+++ EXTRACTED RECORDS

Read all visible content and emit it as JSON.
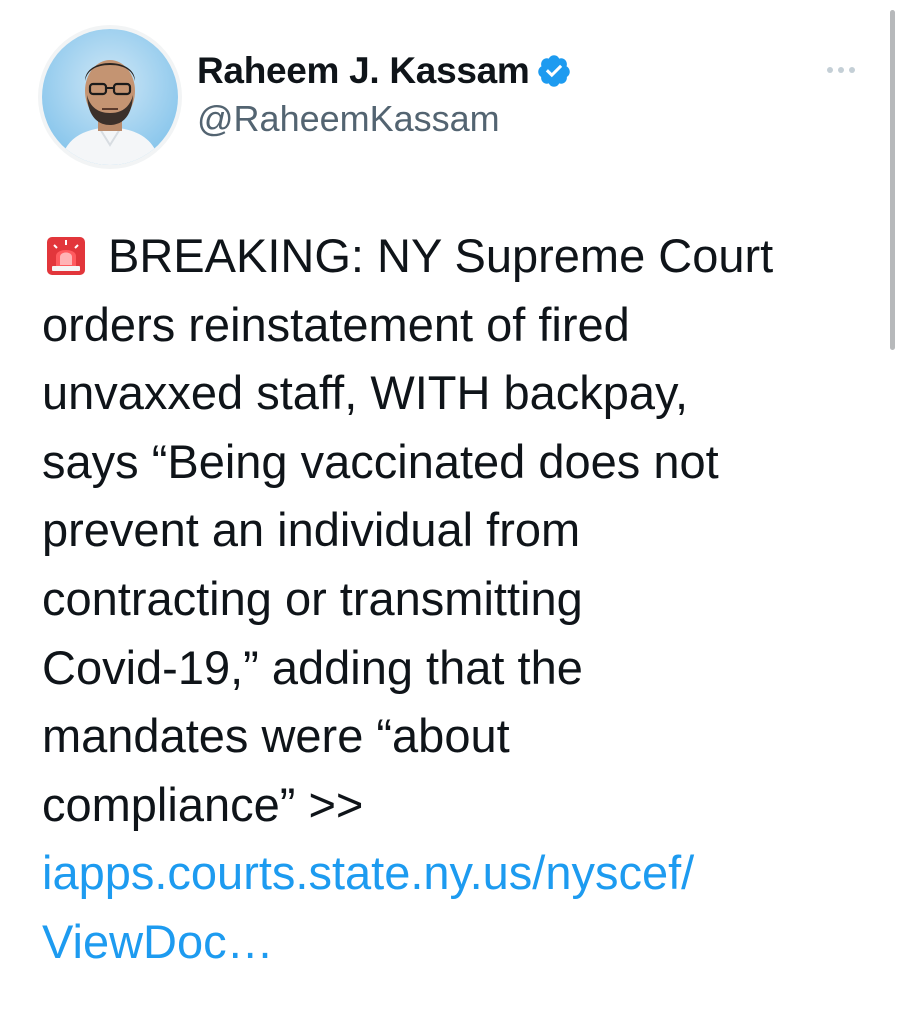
{
  "author": {
    "display_name": "Raheem J. Kassam",
    "handle": "@RaheemKassam",
    "verified": true,
    "avatar_icon": "profile-photo"
  },
  "tweet": {
    "emoji_icon": "police-car-light",
    "lines": [
      "BREAKING: NY Supreme Court",
      "orders reinstatement of fired",
      "unvaxxed staff, WITH backpay,",
      "says “Being vaccinated does not",
      "prevent an individual from",
      "contracting or transmitting",
      "Covid-19,” adding that the",
      "mandates were “about",
      "compliance” >>"
    ],
    "link_lines": [
      "iapps.courts.state.ny.us/nyscef/",
      "ViewDoc…"
    ]
  },
  "colors": {
    "text": "#0f1419",
    "secondary": "#536471",
    "link": "#1d9bf0",
    "verified_badge": "#1d9bf0"
  }
}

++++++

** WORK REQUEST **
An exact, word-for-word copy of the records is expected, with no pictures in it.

** SOLUTION TO THE PROBLEM **
Read all visible content and emit it as JSON.
{
  "author": {
    "display_name": "Raheem J. Kassam",
    "handle": "@RaheemKassam",
    "verified": true,
    "avatar_icon": "profile-photo"
  },
  "tweet": {
    "emoji_icon": "police-car-light",
    "lines": [
      "BREAKING: NY Supreme Court",
      "orders reinstatement of fired",
      "unvaxxed staff, WITH backpay,",
      "says “Being vaccinated does not",
      "prevent an individual from",
      "contracting or transmitting",
      "Covid-19,” adding that the",
      "mandates were “about",
      "compliance” >>"
    ],
    "link_lines": [
      "iapps.courts.state.ny.us/nyscef/",
      "ViewDoc…"
    ]
  },
  "colors": {
    "text": "#0f1419",
    "secondary": "#536471",
    "link": "#1d9bf0",
    "verified_badge": "#1d9bf0"
  }
}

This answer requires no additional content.